## Directions
The following entries are to be repeated exactly, and the pictures are to be left behind.

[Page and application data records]

-----

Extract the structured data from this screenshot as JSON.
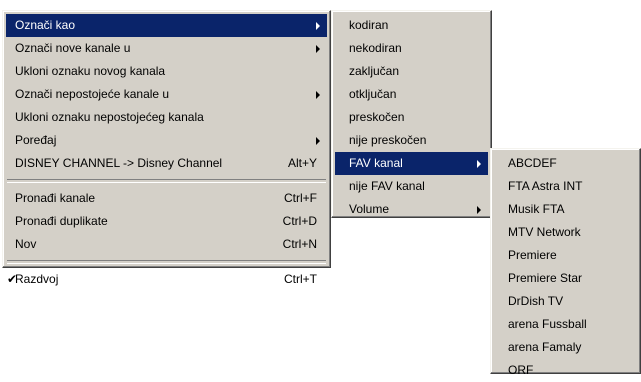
{
  "main_menu": {
    "items": [
      {
        "label": "Označi kao",
        "shortcut": "",
        "submenu": true,
        "selected": true
      },
      {
        "label": "Označi nove kanale u",
        "shortcut": "",
        "submenu": true
      },
      {
        "label": "Ukloni oznaku novog kanala",
        "shortcut": ""
      },
      {
        "label": "Označi nepostojeće kanale u",
        "shortcut": "",
        "submenu": true
      },
      {
        "label": "Ukloni oznaku nepostojećeg kanala",
        "shortcut": ""
      },
      {
        "label": "Poređaj",
        "shortcut": "",
        "submenu": true
      },
      {
        "label": "DISNEY CHANNEL -> Disney Channel",
        "shortcut": "Alt+Y"
      },
      {
        "label": "Pronađi kanale",
        "shortcut": "Ctrl+F"
      },
      {
        "label": "Pronađi duplikate",
        "shortcut": "Ctrl+D"
      },
      {
        "label": "Nov",
        "shortcut": "Ctrl+N"
      },
      {
        "label": "Razdvoj",
        "shortcut": "Ctrl+T",
        "checked": true,
        "check_glyph": "✔"
      }
    ]
  },
  "mark_as_menu": {
    "items": [
      {
        "label": "kodiran"
      },
      {
        "label": "nekodiran"
      },
      {
        "label": "zaključan"
      },
      {
        "label": "otključan"
      },
      {
        "label": "preskočen"
      },
      {
        "label": "nije preskočen"
      },
      {
        "label": "FAV kanal",
        "submenu": true,
        "selected": true
      },
      {
        "label": "nije FAV kanal"
      },
      {
        "label": "Volume",
        "submenu": true
      }
    ]
  },
  "fav_menu": {
    "items": [
      {
        "label": "ABCDEF"
      },
      {
        "label": "FTA Astra INT"
      },
      {
        "label": "Musik FTA"
      },
      {
        "label": "MTV Network"
      },
      {
        "label": "Premiere"
      },
      {
        "label": "Premiere Star"
      },
      {
        "label": "DrDish TV"
      },
      {
        "label": "arena Fussball"
      },
      {
        "label": "arena Famaly"
      },
      {
        "label": "ORF"
      }
    ]
  },
  "colors": {
    "menu_bg": "#d4d0c8",
    "highlight": "#0a246a",
    "highlight_text": "#ffffff"
  }
}
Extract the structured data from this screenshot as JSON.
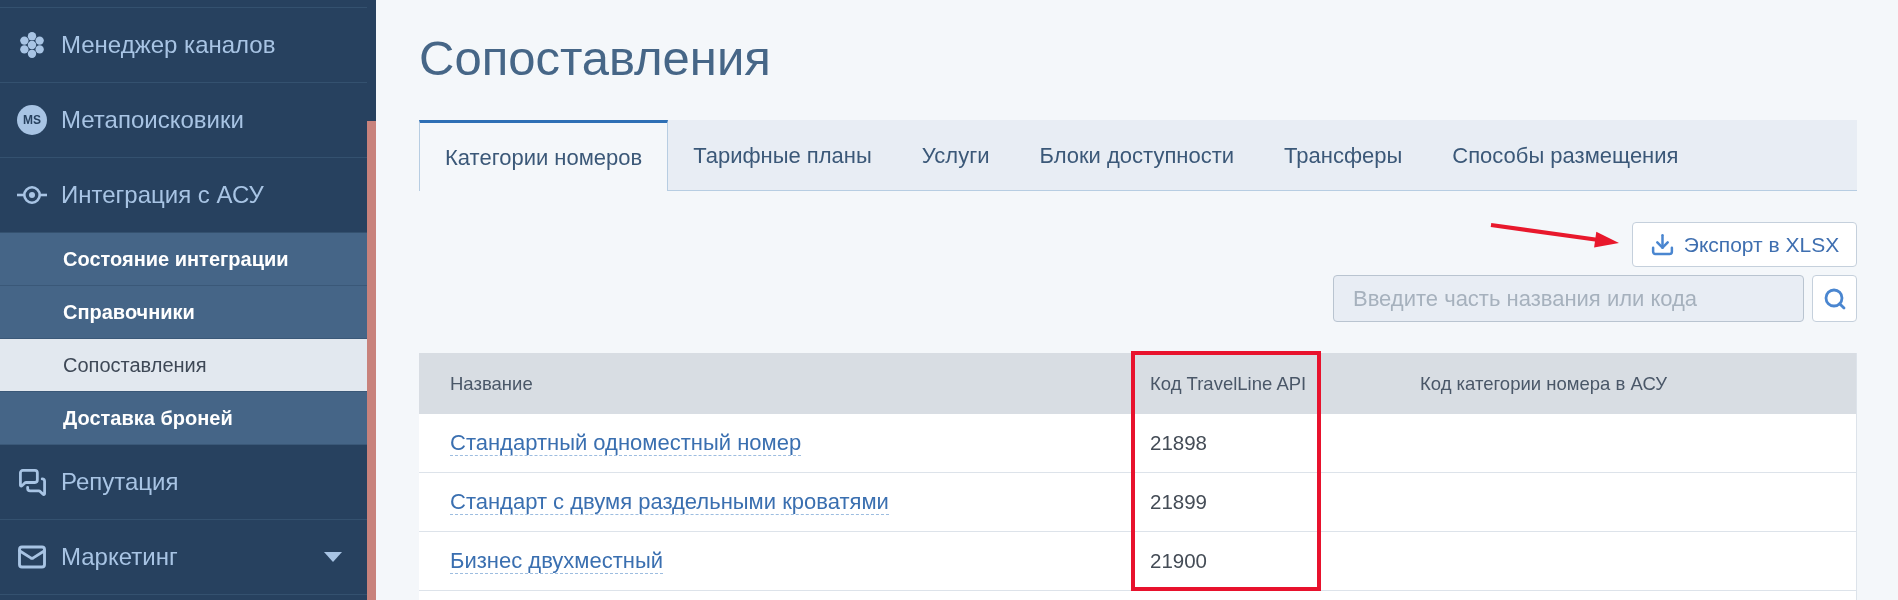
{
  "sidebar": {
    "items": [
      {
        "label": "Менеджер каналов"
      },
      {
        "label": "Метапоисковики",
        "badge": "MS"
      },
      {
        "label": "Интеграция с АСУ",
        "expanded": true,
        "children": [
          {
            "label": "Состояние интеграции",
            "selected": false
          },
          {
            "label": "Справочники",
            "selected": false
          },
          {
            "label": "Сопоставления",
            "selected": true
          },
          {
            "label": "Доставка броней",
            "selected": false
          }
        ]
      },
      {
        "label": "Репутация"
      },
      {
        "label": "Маркетинг",
        "expanded": false
      }
    ]
  },
  "page": {
    "title": "Сопоставления"
  },
  "tabs": [
    {
      "label": "Категории номеров",
      "selected": true
    },
    {
      "label": "Тарифные планы",
      "selected": false
    },
    {
      "label": "Услуги",
      "selected": false
    },
    {
      "label": "Блоки доступности",
      "selected": false
    },
    {
      "label": "Трансферы",
      "selected": false
    },
    {
      "label": "Способы размещения",
      "selected": false
    }
  ],
  "toolbar": {
    "export_button": {
      "label": "Экспорт в XLSX",
      "highlighted": true
    },
    "search": {
      "placeholder": "Введите часть названия или кода"
    }
  },
  "table": {
    "columns": [
      {
        "label": "Название"
      },
      {
        "label": "Код TravelLine API",
        "highlighted": true
      },
      {
        "label": "Код категории номера в АСУ"
      }
    ],
    "rows": [
      {
        "name": "Стандартный одноместный номер",
        "api_code": "21898"
      },
      {
        "name": "Стандарт с двумя раздельными кроватями",
        "api_code": "21899"
      },
      {
        "name": "Бизнес двухместный",
        "api_code": "21900"
      }
    ]
  }
}
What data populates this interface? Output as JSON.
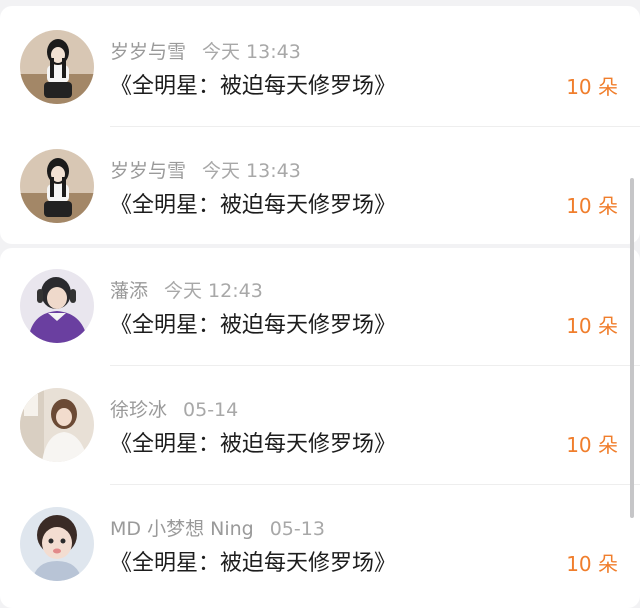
{
  "gifts": [
    {
      "name": "岁岁与雪",
      "time": "今天 13:43",
      "title": "《全明星：被迫每天修罗场》",
      "amount": "10 朵"
    },
    {
      "name": "岁岁与雪",
      "time": "今天 13:43",
      "title": "《全明星：被迫每天修罗场》",
      "amount": "10 朵"
    },
    {
      "name": "藩添",
      "time": "今天 12:43",
      "title": "《全明星：被迫每天修罗场》",
      "amount": "10 朵"
    },
    {
      "name": "徐珍冰",
      "time": "05-14",
      "title": "《全明星：被迫每天修罗场》",
      "amount": "10 朵"
    },
    {
      "name": "MD 小梦想 Ning",
      "time": "05-13",
      "title": "《全明星：被迫每天修罗场》",
      "amount": "10 朵"
    }
  ],
  "colors": {
    "amount": "#f07e2c",
    "name": "#9a9a9a",
    "title": "#1d1d1d"
  }
}
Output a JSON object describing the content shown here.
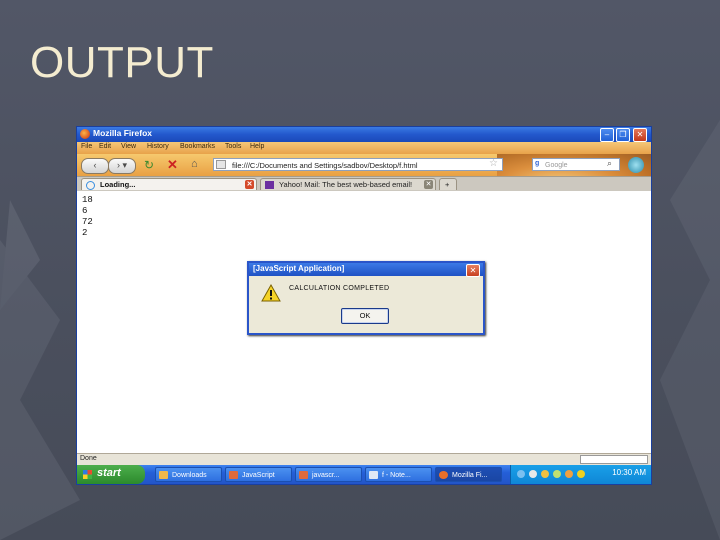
{
  "slide": {
    "title": "OUTPUT"
  },
  "browser": {
    "window_title": "Mozilla Firefox",
    "menu": [
      "File",
      "Edit",
      "View",
      "History",
      "Bookmarks",
      "Tools",
      "Help"
    ],
    "url": "file:///C:/Documents and Settings/sadbov/Desktop/f.html",
    "search_placeholder": "Google",
    "tabs": [
      {
        "label": "Loading...",
        "active": true
      },
      {
        "label": "Yahoo! Mail: The best web-based email!",
        "active": false
      }
    ],
    "new_tab": "+",
    "status": "Done"
  },
  "page": {
    "output_lines": [
      "18",
      "6",
      "72",
      "2"
    ]
  },
  "dialog": {
    "title": "[JavaScript Application]",
    "message": "CALCULATION COMPLETED",
    "ok_label": "OK",
    "close_glyph": "✕"
  },
  "taskbar": {
    "start_label": "start",
    "items": [
      {
        "label": "Downloads",
        "color": "#f2b84a"
      },
      {
        "label": "JavaScript",
        "color": "#e06a3c"
      },
      {
        "label": "javascr...",
        "color": "#e06a3c"
      },
      {
        "label": "f - Note...",
        "color": "#dfe8f5"
      },
      {
        "label": "Mozilla Fi...",
        "color": "#e86f2a",
        "active": true
      }
    ],
    "clock": "10:30 AM"
  },
  "colors": {
    "slide_bg": "#4b505e",
    "title_text": "#f4ecd0",
    "xp_blue": "#245fd8",
    "dialog_bg": "#ece9d8"
  }
}
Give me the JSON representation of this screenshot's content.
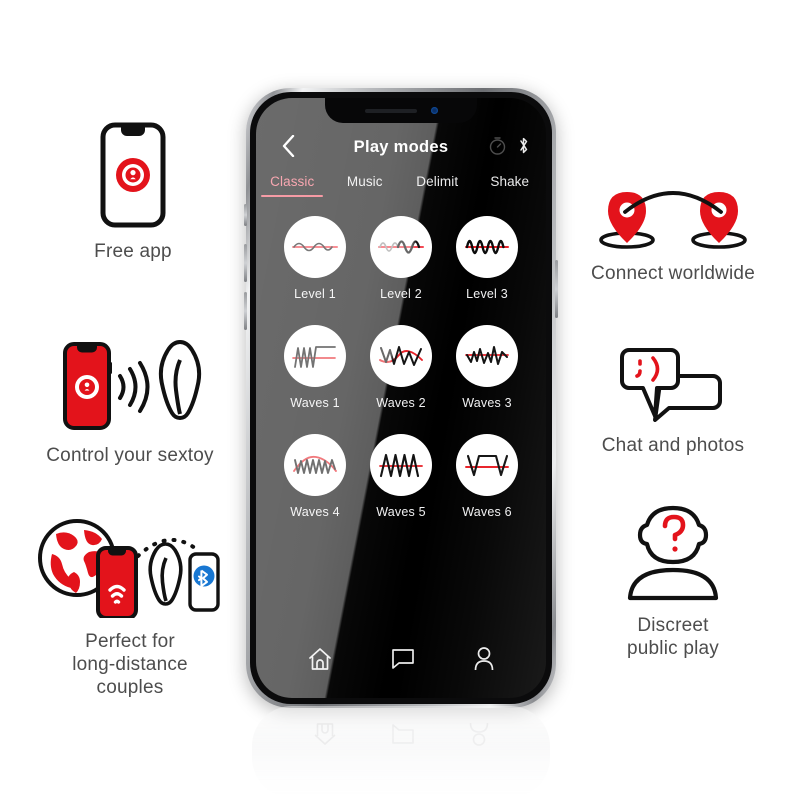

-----

## Solution for this exercise
Extract the structured data from this screenshot as JSON.
{
  "main_menu": {
    "items": [
      {
        "label": "Označi kao",
        "shortcut": "",
        "submenu": true,
        "selected": true
      },
      {
        "label": "Označi nove kanale u",
        "shortcut": "",
        "submenu": true
      },
      {
        "label": "Ukloni oznaku novog kanala",
        "shortcut": ""
      },
      {
        "label": "Označi nepostojeće kanale u",
        "shortcut": "",
        "submenu": true
      },
      {
        "label": "Ukloni oznaku nepostojećeg kanala",
        "shortcut": ""
      },
      {
        "label": "Poređaj",
        "shortcut": "",
        "submenu": true
      },
      {
        "label": "DISNEY CHANNEL -> Disney Channel",
        "shortcut": "Alt+Y"
      },
      {
        "label": "Pronađi kanale",
        "shortcut": "Ctrl+F"
      },
      {
        "label": "Pronađi duplikate",
        "shortcut": "Ctrl+D"
      },
      {
        "label": "Nov",
        "shortcut": "Ctrl+N"
      },
      {
        "label": "Razdvoj",
        "shortcut": "Ctrl+T",
        "checked": true,
        "check_glyph": "✔"
      }
    ]
  },
  "mark_as_menu": {
    "items": [
      {
        "label": "kodiran"
      },
      {
        "label": "nekodiran"
      },
      {
        "label": "zaključan"
      },
      {
        "label": "otključan"
      },
      {
        "label": "preskočen"
      },
      {
        "label": "nije preskočen"
      },
      {
        "label": "FAV kanal",
        "submenu": true,
        "selected": true
      },
      {
        "label": "nije FAV kanal"
      },
      {
        "label": "Volume",
        "submenu": true
      }
    ]
  },
  "fav_menu": {
    "items": [
      {
        "label": "ABCDEF"
      },
      {
        "label": "FTA Astra INT"
      },
      {
        "label": "Musik FTA"
      },
      {
        "label": "MTV Network"
      },
      {
        "label": "Premiere"
      },
      {
        "label": "Premiere Star"
      },
      {
        "label": "DrDish TV"
      },
      {
        "label": "arena Fussball"
      },
      {
        "label": "arena Famaly"
      },
      {
        "label": "ORF"
      }
    ]
  },
  "colors": {
    "menu_bg": "#d4d0c8",
    "highlight": "#0a246a",
    "highlight_text": "#ffffff"
  }
}
Extract the structured data from this screenshot as JSON.
{
  "sidebar": {
    "items": [
      {
        "label": "Менеджер каналов"
      },
      {
        "label": "Метапоисковики",
        "badge": "MS"
      },
      {
        "label": "Интеграция с АСУ",
        "expanded": true,
        "children": [
          {
            "label": "Состояние интеграции",
            "selected": false
          },
          {
            "label": "Справочники",
            "selected": false
          },
          {
            "label": "Сопоставления",
            "selected": true
          },
          {
            "label": "Доставка броней",
            "selected": false
          }
        ]
      },
      {
        "label": "Репутация"
      },
      {
        "label": "Маркетинг",
        "expanded": false
      }
    ]
  },
  "page": {
    "title": "Сопоставления"
  },
  "tabs": [
    {
      "label": "Категории номеров",
      "selected": true
    },
    {
      "label": "Тарифные планы",
      "selected": false
    },
    {
      "label": "Услуги",
      "selected": false
    },
    {
      "label": "Блоки доступности",
      "selected": false
    },
    {
      "label": "Трансферы",
      "selected": false
    },
    {
      "label": "Способы размещения",
      "selected": false
    }
  ],
  "toolbar": {
    "export_button": {
      "label": "Экспорт в XLSX",
      "highlighted": true
    },
    "search": {
      "placeholder": "Введите часть названия или кода"
    }
  },
  "table": {
    "columns": [
      {
        "label": "Название"
      },
      {
        "label": "Код TravelLine API",
        "highlighted": true
      },
      {
        "label": "Код категории номера в АСУ"
      }
    ],
    "rows": [
      {
        "name": "Стандартный одноместный номер",
        "api_code": "21898"
      },
      {
        "name": "Стандарт с двумя раздельными кроватями",
        "api_code": "21899"
      },
      {
        "name": "Бизнес двухместный",
        "api_code": "21900"
      }
    ]
  }
}
What data populates this interface? Output as JSON.
{
  "gifts": [
    {
      "name": "岁岁与雪",
      "time": "今天 13:43",
      "title": "《全明星：被迫每天修罗场》",
      "amount": "10 朵"
    },
    {
      "name": "岁岁与雪",
      "time": "今天 13:43",
      "title": "《全明星：被迫每天修罗场》",
      "amount": "10 朵"
    },
    {
      "name": "藩添",
      "time": "今天 12:43",
      "title": "《全明星：被迫每天修罗场》",
      "amount": "10 朵"
    },
    {
      "name": "徐珍冰",
      "time": "05-14",
      "title": "《全明星：被迫每天修罗场》",
      "amount": "10 朵"
    },
    {
      "name": "MD 小梦想 Ning",
      "time": "05-13",
      "title": "《全明星：被迫每天修罗场》",
      "amount": "10 朵"
    }
  ],
  "colors": {
    "amount": "#f07e2c",
    "name": "#9a9a9a",
    "title": "#1d1d1d"
  }
}
Output a JSON object describing the content shown here.
{
  "slide": {
    "title": "OUTPUT"
  },
  "browser": {
    "window_title": "Mozilla Firefox",
    "menu": [
      "File",
      "Edit",
      "View",
      "History",
      "Bookmarks",
      "Tools",
      "Help"
    ],
    "url": "file:///C:/Documents and Settings/sadbov/Desktop/f.html",
    "search_placeholder": "Google",
    "tabs": [
      {
        "label": "Loading...",
        "active": true
      },
      {
        "label": "Yahoo! Mail: The best web-based email!",
        "active": false
      }
    ],
    "new_tab": "+",
    "status": "Done"
  },
  "page": {
    "output_lines": [
      "18",
      "6",
      "72",
      "2"
    ]
  },
  "dialog": {
    "title": "[JavaScript Application]",
    "message": "CALCULATION COMPLETED",
    "ok_label": "OK",
    "close_glyph": "✕"
  },
  "taskbar": {
    "start_label": "start",
    "items": [
      {
        "label": "Downloads",
        "color": "#f2b84a"
      },
      {
        "label": "JavaScript",
        "color": "#e06a3c"
      },
      {
        "label": "javascr...",
        "color": "#e06a3c"
      },
      {
        "label": "f - Note...",
        "color": "#dfe8f5"
      },
      {
        "label": "Mozilla Fi...",
        "color": "#e86f2a",
        "active": true
      }
    ],
    "clock": "10:30 AM"
  },
  "colors": {
    "slide_bg": "#4b505e",
    "title_text": "#f4ecd0",
    "xp_blue": "#245fd8",
    "dialog_bg": "#ece9d8"
  }
}
Give me the JSON representation of this screenshot's content.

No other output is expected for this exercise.